------ EXCERPTED RECORDS

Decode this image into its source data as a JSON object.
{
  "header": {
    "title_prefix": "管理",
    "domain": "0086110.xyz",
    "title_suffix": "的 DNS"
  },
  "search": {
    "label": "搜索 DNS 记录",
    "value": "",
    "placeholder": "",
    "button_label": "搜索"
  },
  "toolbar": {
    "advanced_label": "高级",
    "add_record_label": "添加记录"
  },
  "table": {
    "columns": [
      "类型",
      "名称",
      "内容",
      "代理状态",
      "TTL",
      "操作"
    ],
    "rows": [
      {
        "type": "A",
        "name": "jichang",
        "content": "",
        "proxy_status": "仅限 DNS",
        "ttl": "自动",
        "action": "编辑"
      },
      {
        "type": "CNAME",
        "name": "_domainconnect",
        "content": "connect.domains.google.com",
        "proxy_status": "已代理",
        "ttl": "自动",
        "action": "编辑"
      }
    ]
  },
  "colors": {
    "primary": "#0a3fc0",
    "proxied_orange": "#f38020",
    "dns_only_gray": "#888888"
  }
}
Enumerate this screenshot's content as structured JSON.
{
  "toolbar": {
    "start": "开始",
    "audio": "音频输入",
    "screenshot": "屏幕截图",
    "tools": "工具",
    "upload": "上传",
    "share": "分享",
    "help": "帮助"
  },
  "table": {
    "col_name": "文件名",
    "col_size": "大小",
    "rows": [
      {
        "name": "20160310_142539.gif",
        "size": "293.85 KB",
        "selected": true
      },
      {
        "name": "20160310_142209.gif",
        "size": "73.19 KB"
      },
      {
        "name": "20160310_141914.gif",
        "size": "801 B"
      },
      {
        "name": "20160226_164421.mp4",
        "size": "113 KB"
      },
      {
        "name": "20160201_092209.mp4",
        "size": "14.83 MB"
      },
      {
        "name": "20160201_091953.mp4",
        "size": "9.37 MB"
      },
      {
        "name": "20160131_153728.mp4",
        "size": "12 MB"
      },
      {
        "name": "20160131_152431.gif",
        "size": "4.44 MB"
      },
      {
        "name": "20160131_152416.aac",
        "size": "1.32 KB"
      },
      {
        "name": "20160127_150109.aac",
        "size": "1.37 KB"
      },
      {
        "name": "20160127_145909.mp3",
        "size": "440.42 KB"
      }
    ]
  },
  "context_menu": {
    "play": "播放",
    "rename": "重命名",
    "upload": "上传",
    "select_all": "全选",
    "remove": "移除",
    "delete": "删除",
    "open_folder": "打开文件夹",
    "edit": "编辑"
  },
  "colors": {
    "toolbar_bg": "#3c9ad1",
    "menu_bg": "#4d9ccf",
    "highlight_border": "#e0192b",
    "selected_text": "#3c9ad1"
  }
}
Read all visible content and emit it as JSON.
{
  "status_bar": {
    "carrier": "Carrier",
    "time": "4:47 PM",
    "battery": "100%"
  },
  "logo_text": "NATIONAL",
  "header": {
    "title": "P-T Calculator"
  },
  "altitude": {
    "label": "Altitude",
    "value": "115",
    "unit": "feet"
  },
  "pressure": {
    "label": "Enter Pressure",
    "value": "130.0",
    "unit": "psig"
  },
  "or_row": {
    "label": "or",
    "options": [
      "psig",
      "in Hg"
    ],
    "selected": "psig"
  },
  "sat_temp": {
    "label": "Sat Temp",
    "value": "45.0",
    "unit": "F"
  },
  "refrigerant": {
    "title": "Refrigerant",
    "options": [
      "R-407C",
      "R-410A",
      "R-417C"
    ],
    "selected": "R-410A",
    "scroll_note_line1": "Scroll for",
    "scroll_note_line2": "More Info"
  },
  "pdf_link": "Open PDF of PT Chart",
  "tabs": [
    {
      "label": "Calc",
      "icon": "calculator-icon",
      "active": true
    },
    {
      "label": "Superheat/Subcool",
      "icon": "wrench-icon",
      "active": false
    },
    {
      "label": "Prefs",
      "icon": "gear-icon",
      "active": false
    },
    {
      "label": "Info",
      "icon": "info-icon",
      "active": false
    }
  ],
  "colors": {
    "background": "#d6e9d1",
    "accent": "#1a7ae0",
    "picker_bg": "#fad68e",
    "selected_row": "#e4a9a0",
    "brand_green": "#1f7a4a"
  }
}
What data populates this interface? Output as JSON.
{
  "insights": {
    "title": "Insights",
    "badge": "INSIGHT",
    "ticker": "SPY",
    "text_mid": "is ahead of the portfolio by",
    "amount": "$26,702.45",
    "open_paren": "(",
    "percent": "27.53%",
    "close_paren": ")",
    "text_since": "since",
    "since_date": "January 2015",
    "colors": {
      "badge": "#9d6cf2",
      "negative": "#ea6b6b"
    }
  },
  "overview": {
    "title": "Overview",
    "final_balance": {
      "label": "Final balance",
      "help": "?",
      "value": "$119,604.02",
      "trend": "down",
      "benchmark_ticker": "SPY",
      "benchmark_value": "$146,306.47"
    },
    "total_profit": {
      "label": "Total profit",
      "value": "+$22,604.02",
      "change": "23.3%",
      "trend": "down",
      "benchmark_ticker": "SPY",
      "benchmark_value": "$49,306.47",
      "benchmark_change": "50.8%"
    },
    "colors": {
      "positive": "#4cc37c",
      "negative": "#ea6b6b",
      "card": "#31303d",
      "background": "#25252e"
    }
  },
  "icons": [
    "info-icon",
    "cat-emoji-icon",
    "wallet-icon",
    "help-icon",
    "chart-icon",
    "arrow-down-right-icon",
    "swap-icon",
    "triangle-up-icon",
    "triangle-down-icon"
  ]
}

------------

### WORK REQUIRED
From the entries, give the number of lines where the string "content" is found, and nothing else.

### ANSWER BELOW
4